**What to produce**: Would you write the data out once more, exactly as it is?

**Given records**:
»»
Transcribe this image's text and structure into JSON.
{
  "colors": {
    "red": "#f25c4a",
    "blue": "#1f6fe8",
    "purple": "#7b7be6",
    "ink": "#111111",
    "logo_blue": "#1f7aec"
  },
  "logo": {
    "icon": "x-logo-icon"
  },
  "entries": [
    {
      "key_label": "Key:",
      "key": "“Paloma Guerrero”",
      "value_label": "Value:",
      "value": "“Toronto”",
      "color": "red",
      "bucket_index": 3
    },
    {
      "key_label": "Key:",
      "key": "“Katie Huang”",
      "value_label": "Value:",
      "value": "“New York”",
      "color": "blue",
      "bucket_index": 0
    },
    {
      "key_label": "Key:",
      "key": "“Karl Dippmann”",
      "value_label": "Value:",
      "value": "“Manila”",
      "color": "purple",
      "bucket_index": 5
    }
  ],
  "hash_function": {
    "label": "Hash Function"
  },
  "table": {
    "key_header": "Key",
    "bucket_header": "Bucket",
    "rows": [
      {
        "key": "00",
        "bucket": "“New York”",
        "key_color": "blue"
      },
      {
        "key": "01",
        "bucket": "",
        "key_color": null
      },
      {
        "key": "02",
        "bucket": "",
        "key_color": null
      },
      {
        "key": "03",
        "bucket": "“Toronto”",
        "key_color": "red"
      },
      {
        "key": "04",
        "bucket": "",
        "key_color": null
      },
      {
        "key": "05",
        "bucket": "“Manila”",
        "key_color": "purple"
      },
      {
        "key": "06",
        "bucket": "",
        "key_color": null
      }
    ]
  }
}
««
**Solution below**:
Transcribe this image's text and structure into JSON.
{
  "colors": {
    "red": "#f25c4a",
    "blue": "#1f6fe8",
    "purple": "#7b7be6",
    "ink": "#111111",
    "logo_blue": "#1f7aec"
  },
  "logo": {
    "icon": "x-logo-icon"
  },
  "entries": [
    {
      "key_label": "Key:",
      "key": "“Paloma Guerrero”",
      "value_label": "Value:",
      "value": "“Toronto”",
      "color": "red",
      "bucket_index": 3
    },
    {
      "key_label": "Key:",
      "key": "“Katie Huang”",
      "value_label": "Value:",
      "value": "“New York”",
      "color": "blue",
      "bucket_index": 0
    },
    {
      "key_label": "Key:",
      "key": "“Karl Dippmann”",
      "value_label": "Value:",
      "value": "“Manila”",
      "color": "purple",
      "bucket_index": 5
    }
  ],
  "hash_function": {
    "label": "Hash Function"
  },
  "table": {
    "key_header": "Key",
    "bucket_header": "Bucket",
    "rows": [
      {
        "key": "00",
        "bucket": "“New York”",
        "key_color": "blue"
      },
      {
        "key": "01",
        "bucket": "",
        "key_color": null
      },
      {
        "key": "02",
        "bucket": "",
        "key_color": null
      },
      {
        "key": "03",
        "bucket": "“Toronto”",
        "key_color": "red"
      },
      {
        "key": "04",
        "bucket": "",
        "key_color": null
      },
      {
        "key": "05",
        "bucket": "“Manila”",
        "key_color": "purple"
      },
      {
        "key": "06",
        "bucket": "",
        "key_color": null
      }
    ]
  }
}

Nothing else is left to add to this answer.